  • Civil, military, religious, and professional titles are capitalized when they immediately precede a personal name and are thus used as part of the name (e.g., the Archbishop of Canterbury, Bishop Wilberforce). When following a name or used in place of a name, a title is normally lowercased (e.g., the president, the bishop, the pope).

In most European languages, titles of books and other publications are set in sentence-style caps, with just an initial capital. English-language titles are set in headline-style caps, following these basic principles:
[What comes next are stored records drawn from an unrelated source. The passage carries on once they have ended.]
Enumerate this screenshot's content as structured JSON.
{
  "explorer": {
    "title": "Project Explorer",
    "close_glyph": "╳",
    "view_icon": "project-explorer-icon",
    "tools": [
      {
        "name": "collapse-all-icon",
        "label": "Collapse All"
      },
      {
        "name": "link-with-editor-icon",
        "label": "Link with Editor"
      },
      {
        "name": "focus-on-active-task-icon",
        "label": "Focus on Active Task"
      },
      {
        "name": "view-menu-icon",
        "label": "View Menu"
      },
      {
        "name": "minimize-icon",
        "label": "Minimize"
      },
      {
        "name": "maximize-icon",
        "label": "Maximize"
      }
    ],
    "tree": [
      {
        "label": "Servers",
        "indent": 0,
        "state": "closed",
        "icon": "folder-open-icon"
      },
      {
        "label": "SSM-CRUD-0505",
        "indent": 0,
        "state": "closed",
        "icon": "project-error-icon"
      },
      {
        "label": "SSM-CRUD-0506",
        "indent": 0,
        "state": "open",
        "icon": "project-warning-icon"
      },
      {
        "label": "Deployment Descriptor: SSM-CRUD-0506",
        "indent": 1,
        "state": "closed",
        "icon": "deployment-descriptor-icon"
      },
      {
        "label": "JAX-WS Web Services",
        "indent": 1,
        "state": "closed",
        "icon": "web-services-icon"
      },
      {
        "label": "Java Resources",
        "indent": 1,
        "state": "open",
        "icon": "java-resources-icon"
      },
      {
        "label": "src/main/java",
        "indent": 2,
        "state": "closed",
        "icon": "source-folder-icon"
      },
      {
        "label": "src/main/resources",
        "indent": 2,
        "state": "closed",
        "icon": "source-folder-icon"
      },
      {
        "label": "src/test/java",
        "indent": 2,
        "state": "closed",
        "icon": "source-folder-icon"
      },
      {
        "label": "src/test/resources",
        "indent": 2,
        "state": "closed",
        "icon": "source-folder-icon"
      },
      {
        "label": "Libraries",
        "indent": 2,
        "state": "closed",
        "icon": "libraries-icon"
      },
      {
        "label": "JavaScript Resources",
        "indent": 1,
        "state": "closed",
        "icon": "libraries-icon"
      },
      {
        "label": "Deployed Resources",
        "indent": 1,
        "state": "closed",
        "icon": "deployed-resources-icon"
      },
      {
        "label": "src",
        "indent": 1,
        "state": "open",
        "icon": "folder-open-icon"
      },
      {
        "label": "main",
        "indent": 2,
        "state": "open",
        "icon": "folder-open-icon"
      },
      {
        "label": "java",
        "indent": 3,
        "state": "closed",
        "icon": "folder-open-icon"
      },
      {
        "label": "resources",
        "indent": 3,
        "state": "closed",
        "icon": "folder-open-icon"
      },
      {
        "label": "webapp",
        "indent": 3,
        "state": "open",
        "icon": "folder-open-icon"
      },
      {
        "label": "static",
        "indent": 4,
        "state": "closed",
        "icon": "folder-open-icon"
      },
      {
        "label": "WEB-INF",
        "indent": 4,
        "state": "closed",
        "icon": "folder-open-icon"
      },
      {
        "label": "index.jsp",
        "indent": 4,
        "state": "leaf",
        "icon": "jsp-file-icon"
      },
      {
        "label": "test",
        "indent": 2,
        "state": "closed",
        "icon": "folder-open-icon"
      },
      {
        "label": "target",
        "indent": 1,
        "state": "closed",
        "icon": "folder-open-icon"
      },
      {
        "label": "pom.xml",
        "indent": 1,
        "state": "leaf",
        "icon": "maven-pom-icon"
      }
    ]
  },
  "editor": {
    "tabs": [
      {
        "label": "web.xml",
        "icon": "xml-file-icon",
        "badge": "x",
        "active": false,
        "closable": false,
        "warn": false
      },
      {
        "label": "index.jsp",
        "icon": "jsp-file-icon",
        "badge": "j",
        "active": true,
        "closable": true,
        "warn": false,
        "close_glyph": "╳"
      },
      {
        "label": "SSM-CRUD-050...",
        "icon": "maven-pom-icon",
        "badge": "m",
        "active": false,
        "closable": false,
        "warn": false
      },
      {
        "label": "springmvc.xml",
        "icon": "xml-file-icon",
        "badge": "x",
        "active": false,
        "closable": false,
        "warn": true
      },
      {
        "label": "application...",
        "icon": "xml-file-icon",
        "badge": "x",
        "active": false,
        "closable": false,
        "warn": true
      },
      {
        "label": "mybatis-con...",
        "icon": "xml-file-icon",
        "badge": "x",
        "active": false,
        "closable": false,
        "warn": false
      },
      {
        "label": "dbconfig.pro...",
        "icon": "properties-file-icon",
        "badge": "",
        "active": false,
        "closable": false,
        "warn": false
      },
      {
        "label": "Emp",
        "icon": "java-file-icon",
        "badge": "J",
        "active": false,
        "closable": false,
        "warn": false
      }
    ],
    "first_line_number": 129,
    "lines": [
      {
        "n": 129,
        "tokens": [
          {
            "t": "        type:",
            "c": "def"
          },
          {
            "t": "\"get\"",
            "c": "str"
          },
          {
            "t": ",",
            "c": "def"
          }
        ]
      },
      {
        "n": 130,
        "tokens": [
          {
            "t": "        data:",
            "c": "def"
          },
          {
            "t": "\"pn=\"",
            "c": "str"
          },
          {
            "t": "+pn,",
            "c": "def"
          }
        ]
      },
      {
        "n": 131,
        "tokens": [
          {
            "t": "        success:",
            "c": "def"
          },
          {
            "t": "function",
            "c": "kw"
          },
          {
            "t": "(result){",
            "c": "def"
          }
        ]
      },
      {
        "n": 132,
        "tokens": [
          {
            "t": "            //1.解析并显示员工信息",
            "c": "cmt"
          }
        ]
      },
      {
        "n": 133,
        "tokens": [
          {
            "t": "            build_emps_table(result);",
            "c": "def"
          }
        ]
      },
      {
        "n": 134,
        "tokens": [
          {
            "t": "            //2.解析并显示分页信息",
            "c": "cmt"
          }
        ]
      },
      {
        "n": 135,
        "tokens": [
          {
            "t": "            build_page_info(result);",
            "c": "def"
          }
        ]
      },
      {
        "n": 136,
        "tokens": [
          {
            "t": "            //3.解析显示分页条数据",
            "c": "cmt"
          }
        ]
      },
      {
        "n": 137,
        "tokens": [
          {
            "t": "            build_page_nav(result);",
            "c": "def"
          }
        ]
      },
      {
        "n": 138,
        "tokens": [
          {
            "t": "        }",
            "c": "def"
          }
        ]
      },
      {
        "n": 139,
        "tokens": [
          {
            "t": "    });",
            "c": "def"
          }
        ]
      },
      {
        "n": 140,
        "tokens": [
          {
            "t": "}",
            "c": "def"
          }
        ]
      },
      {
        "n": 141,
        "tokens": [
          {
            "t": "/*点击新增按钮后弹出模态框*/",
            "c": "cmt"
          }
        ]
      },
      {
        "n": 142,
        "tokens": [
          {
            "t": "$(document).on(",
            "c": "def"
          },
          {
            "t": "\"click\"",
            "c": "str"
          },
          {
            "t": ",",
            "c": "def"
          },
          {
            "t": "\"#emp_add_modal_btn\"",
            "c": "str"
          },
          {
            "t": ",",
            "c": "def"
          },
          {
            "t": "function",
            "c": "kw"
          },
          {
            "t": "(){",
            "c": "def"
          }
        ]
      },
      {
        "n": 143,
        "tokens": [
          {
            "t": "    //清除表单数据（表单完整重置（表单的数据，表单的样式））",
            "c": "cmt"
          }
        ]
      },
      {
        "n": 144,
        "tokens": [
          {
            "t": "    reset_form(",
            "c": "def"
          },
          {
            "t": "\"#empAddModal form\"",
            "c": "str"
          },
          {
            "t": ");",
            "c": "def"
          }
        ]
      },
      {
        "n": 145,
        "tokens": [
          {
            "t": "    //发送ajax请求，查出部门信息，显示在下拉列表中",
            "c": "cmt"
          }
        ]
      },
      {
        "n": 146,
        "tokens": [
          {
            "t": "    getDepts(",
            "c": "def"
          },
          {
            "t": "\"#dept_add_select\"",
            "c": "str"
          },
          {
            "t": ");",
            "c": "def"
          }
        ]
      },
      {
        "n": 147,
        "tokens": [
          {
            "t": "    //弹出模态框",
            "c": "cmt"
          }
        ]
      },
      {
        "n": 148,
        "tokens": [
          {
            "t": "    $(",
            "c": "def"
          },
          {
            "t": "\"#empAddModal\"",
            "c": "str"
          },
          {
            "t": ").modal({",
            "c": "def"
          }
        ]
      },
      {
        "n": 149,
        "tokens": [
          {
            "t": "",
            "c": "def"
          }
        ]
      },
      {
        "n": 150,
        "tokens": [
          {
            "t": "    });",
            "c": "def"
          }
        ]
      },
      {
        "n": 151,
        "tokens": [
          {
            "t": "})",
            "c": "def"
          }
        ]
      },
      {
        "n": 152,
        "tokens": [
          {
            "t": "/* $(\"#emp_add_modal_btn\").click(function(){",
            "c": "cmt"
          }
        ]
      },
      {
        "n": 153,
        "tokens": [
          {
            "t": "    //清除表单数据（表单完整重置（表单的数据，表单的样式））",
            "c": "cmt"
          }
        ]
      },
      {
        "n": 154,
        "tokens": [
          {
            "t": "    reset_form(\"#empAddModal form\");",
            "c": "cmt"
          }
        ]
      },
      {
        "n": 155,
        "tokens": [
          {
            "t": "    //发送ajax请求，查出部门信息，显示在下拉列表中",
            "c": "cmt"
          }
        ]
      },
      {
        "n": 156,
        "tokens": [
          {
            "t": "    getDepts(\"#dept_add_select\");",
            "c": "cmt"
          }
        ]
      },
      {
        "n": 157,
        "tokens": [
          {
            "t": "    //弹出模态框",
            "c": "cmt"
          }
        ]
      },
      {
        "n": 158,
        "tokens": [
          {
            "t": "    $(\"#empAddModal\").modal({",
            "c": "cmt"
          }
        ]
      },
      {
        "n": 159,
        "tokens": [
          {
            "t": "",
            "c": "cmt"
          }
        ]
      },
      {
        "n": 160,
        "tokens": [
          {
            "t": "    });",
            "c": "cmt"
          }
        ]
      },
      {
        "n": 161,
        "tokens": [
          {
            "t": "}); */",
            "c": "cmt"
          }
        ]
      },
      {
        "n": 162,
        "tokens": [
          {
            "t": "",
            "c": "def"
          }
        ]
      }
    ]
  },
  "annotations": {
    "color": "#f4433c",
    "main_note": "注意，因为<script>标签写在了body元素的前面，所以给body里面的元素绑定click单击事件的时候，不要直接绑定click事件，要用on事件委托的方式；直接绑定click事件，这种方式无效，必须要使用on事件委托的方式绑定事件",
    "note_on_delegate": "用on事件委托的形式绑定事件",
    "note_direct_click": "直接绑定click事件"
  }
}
  • The first and last words in titles and subtitles are capitalized.
  • All nouns, pronouns (except the relative “that”), adjectives, verbs, adverbs, and subordinating conjunctions are capitalized.
  • Always capitalize the first element in a hyphenated compound. Capitalize any subsequent elements unless they are articles, prepositions, coordinating conjunctions, or such modifiers as flat or sharp following musical key symbols. If the first element in the compound could not stand by itself as a word (i.e., anti, pre, etc.), do not capitalize the second element unless it is a proper noun or adjective.
  • Do not capitalize: articles; prepositions; and the coordinating conjunctions and, but, or, and nor; to, whether as a preposition or as part of an infinitive; as in any function; and parts of proper names that would be lowercased in text, such as de or von.
  • For journals, follow the preferred capitals style of the journal.

Abbreviations and symbols are most appropriate in tabular matter, notes, bibliographies, and parenthetical references. The use of less familiar abbreviations should be limited to those terms that occur frequently enough to warrant abbreviation—roughly five times or more within an article or chapter—and the terms must be spelled out on their first occurrence. If there are a significant number of abbreviations in the text, consider an abbreviation list. The following conventional abbreviations may be used:

  • ca. [not ca. or c.].
  • b. (birth / born), d. (died), r. (reigned)
  • Use full-stops / periods after Mr., Dr., ad., vols., eds.; and with e.g., i.e., vol., fol., no., ed., vol., chap., pp., n., trans., and so on. Other than Mr. and Dr., these abbreviations should not be used in running text.

Moreover, please note:

  • Journal titles may be abbreviated if a clear abbreviation list is supplied; this may be an editorial decision.
  • Do not omit the period after abbreviations such as “St.” except in titles that themselves omit it. French place names containing “Saint” are normally spelled out, and the hyphen is essential: “Saint-Denis.”
  • Avoid starting sentences and footnotes with abbreviations. Use "for example," not "e.g."
People-first language
We encourage authors to employ people-first language (PFL) following the guidance offered in CMS and the U.S. People First Respectful Language Modernization Act of 2006. PFL puts the person before the disability, and describes what a person has, not who a person is. PFL uses phrases such as “person with a disability,” “individuals with disabilities,” and “children with disabilities,” as opposed to phrases that identify people based solely on their disability, such as “the disabled.” For additional guidance, resources, and examples for a wide range of identity categories, consult the Consciousness Style Guides.